[Stored items]
# # # #

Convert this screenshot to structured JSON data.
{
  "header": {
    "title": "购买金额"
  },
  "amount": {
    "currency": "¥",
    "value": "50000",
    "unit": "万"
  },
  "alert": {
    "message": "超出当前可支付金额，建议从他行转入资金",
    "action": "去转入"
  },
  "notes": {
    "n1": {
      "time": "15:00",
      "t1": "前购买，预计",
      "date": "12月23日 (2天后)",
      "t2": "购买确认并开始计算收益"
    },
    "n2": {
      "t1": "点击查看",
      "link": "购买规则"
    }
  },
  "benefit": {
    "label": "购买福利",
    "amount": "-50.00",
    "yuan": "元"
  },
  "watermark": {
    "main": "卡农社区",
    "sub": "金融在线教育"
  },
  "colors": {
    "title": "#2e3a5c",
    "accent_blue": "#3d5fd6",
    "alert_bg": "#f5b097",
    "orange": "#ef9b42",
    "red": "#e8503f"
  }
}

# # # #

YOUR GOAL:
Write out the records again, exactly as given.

SOLUTION TO THIS EXERCISE:
Convert this screenshot to structured JSON data.
{
  "header": {
    "title": "购买金额"
  },
  "amount": {
    "currency": "¥",
    "value": "50000",
    "unit": "万"
  },
  "alert": {
    "message": "超出当前可支付金额，建议从他行转入资金",
    "action": "去转入"
  },
  "notes": {
    "n1": {
      "time": "15:00",
      "t1": "前购买，预计",
      "date": "12月23日 (2天后)",
      "t2": "购买确认并开始计算收益"
    },
    "n2": {
      "t1": "点击查看",
      "link": "购买规则"
    }
  },
  "benefit": {
    "label": "购买福利",
    "amount": "-50.00",
    "yuan": "元"
  },
  "watermark": {
    "main": "卡农社区",
    "sub": "金融在线教育"
  },
  "colors": {
    "title": "#2e3a5c",
    "accent_blue": "#3d5fd6",
    "alert_bg": "#f5b097",
    "orange": "#ef9b42",
    "red": "#e8503f"
  }
}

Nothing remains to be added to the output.